On August 2, 2012, Six Flags Over Texas announced the last chance to ride Flashback would be September 3, before it closed along with the neighboring ride Texas Chute Out.[1] Following its closure, it was announced that Flashback would be dismantled and relocated to Six Flags St. Louis for the 2013 season.[3] Flashback was completely removed before October 10, 2012.[5][6] The coaster will replace Water Street Cab Company (Bumper Cars) and will operate under the name Boomerang in the Illinois section of the park with a new orange and green color scheme.[3][7] Once open Boomerang would become the ninth coaster at Six Flags St. Louis, helping the Six Flags park become the park with the most coasters in the state of Missouri. Construction of the coaster began in early 2013 at the former site of Water Street Cab Company, with Boomerang track arriving at the park on February 11, 2013. The park completed construction of Boomerang in early April. Boomerang opened on June 8, 2013.[4][2]

Ride Experience[edit]

Layout[edit]

Track layout of the ride
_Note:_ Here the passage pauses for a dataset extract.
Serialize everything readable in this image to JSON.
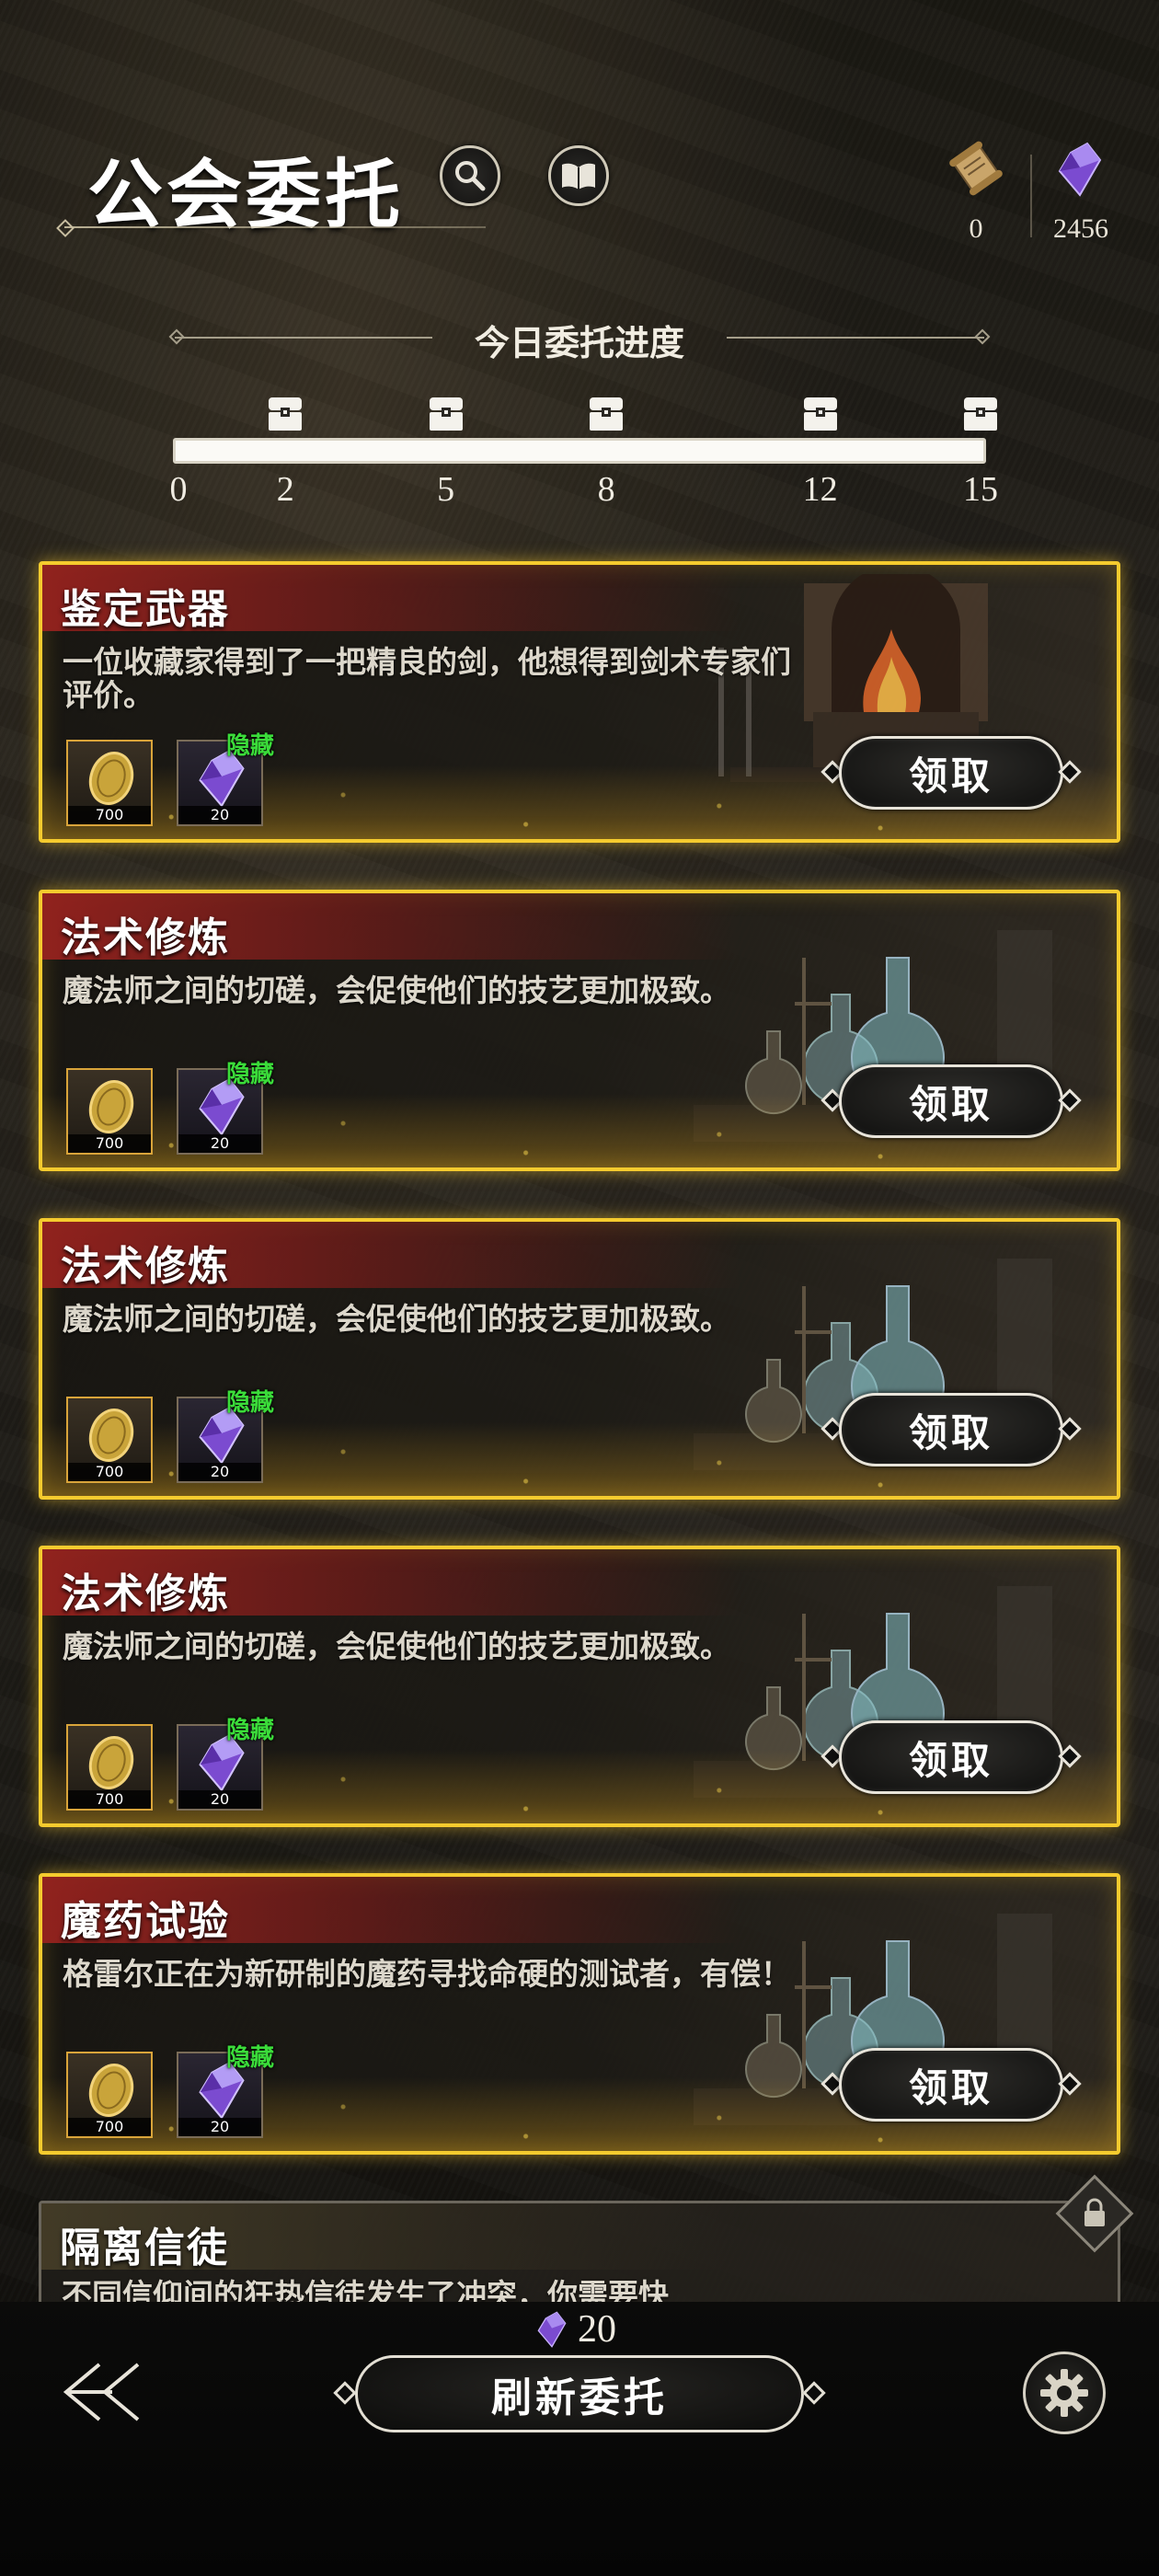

The ride begins when the train is pulled backwards from the station and up a lift hill, before being released. After being released, the train passes through the station, enters a Cobra roll element (referred to as a boomerang by the designers), then travels through a vertical loop. Upon exiting the loop, the train runs up a second lift hill, which is angled so that the two lifts meet at the top in a "V"-like formation. Once out of momentum, the train is towed to the top of the lift hill, and is held for several seconds before being released; traveling through the roller coaster in reverse before returning to the station.
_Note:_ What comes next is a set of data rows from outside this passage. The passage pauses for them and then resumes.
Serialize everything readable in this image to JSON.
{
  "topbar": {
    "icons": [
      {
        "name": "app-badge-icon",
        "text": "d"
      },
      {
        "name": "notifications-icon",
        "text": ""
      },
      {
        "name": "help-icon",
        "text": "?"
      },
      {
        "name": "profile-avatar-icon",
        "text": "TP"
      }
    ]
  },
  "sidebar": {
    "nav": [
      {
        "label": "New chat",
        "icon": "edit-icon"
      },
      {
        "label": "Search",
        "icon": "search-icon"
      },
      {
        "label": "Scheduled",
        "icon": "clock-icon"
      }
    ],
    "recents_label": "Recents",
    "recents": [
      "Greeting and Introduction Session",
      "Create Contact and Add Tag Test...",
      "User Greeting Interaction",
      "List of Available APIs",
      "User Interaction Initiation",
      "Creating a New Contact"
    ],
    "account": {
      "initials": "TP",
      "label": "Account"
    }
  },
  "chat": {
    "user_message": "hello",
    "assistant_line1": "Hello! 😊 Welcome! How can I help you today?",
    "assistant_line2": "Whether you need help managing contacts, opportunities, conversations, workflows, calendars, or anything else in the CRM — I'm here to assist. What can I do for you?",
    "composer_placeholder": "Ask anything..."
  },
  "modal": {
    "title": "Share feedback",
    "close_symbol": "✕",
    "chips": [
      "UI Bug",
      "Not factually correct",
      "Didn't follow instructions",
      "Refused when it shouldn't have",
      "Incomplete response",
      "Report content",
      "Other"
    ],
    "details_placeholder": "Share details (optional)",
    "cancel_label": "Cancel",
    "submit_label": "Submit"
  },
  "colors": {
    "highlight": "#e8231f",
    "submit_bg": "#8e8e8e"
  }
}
Trains and Theme[edit]

Boomerang will only run one train, with seven cars. In each car there are two rows of two seats, allowing for a total of 28 riders. The new color scheme will feature bright orange and neon green.

See also[edit]

References[edit]

  1. ^ a b Six Flags Over Texas (August 2, 2012). "A Pair of Popular Six Flags Over Texas Rides Are Going Away". Press Release. Six Flags. Retrieved August 2, 2012. 
  2. ^ a b c Tammy Perry (May 1, 2013). "Be The First To Ride Boomerang At Six Flags With Tim Ezell". Fox2now.com. Retrieved May 19, 2013. 
  3. ^ a b c "Six Flags St. Louis announces new addition to the park's roller coaster lineup for 2013". SixFlags.com. Retrieved August 30, 2012. 
  4. ^ a b Patrick Clark (February 13, 2013). "Six Flags Installing New Roller Coaster For Summer". KPLR11.com. Retrieved February 13, 2013. 
  5. ^ AP News (October 9, 2012). "Texas Chute Out ride at Six Flags to be imploded". Bloomberg Businessweek. Retrieved October 9, 2012. 
  6. ^ Teresa Woodard (October 9, 2012). "What it takes to take down the Texas Chute Out". WFAA. Retrieved October 10, 2012. 
  7. ^ "Bumper Cars". Facebook. Six Flags St. Louis. Retrieved September 4, 2012. 

External links[edit]